The Suffolk Regiment in World War One           
The Suffolk Regiment was formed in 1695 and fought with distinction in the Napoleonic and Boer War - which was still a recent 
memory in 1914.

         
Before the start of World War One it comprised two regular Battalions (the 'Line Battalions'), plus the '3rd Special Reserve Battalion' 
(men who had been regular soldiers and received pay to make themselves available in an emergency).  In addition, the Territorial 
Force comprised the 4th, 5th, and 6th (Cyclist) Battalions.  These were required to train for 12 full days a year and usually drilled 
once a week.  The West Suffolk Yeomanry was converted into the 15th Battalion in 1917.
When War was declared the 4th Battalion's annual camp was taking place at Yarmouth, and the men were asked to volunteer for 
service overseas there and then.  Almost all of them did so.  It mobilised in November, reaching France on 13th, and saw action in 
some of the costliest battles on the Western Front.  Many local men who had been 'Saturday Night Soldiers' served in this Battalion, 
and went on to fight in battles such as Neuve Chapelle (1914), Noeux-les-Mines (1915), the Somme (1916), Polygon Wood, near 
Ypres (1917) and the final attack and counter-attacks of 1918.
The Suffolks served with distinction in France, Flanders, Gallipoli, Egypt, Macedonia, Palestine and on Home Defence. By the end 
of the War a total of seventeen new batallions had been formed, of which ten served overseas, and nearly 7,000 men had given 
their lives.
Suffolk Regiment Victoria Cross Holders

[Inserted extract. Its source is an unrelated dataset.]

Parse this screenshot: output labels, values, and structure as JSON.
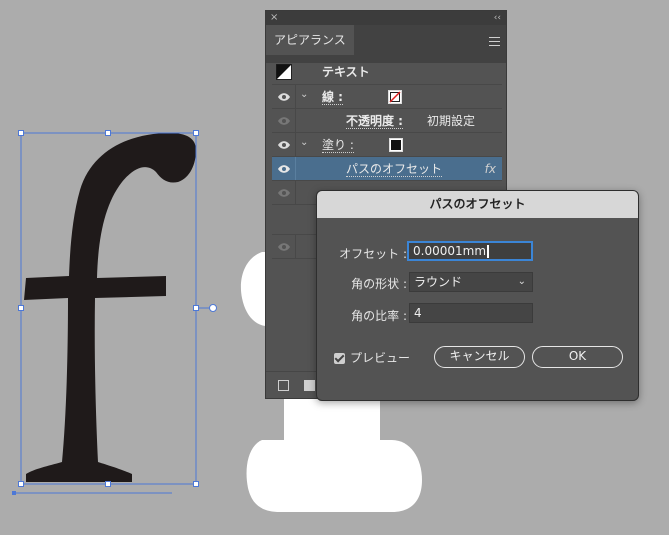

A number of men have won the Victoria Cross while serving with the Suffolk Regiment, but only two of them were Suffolk Regiment 
soldiers:
No 3/10133 Sgt Arthur Frederick Saunders, 9th (Service) Battalion, was awarded the Victoria Cross for gallantry at Loos on 26 September 
1915.  'For most conspicuous bravery. When his officer had been wounded in the attack he took charge of two machine guns and a few men 
and, although severely wounded in the thigh, closely followed the last four charges of another battalion and rendered every possible support. 
Later when the remains of the battalion which he had been supporting had been forced to retire, he stuck to one of his guns, continued to 
give clear orders, and by his continuous firing did his best to cover the retirement'. 


No 15092 Cpl Sidney James Day, 11th (Service) Battalion, was awarded the Victoria Cross for most conspicuous bravery, on 26 August 
1917.  'Cpl Day successfully commanded a bombing section detailed to clear enemy trenches, killing two and taking four prisoners. Where 
the trench was levelled, he went on alone to contact flanking troops. On his return, a stick-bomb fell into the trench where there were five 
wounded.  He seized the bomb and threw it out, where it exploded harmlessly, saving the lives of the wounded. He completed the clearing of 
the trench and remained in an advanced position for sixty-four hours under constant fire. His conduct throughout was an inspiration to all'.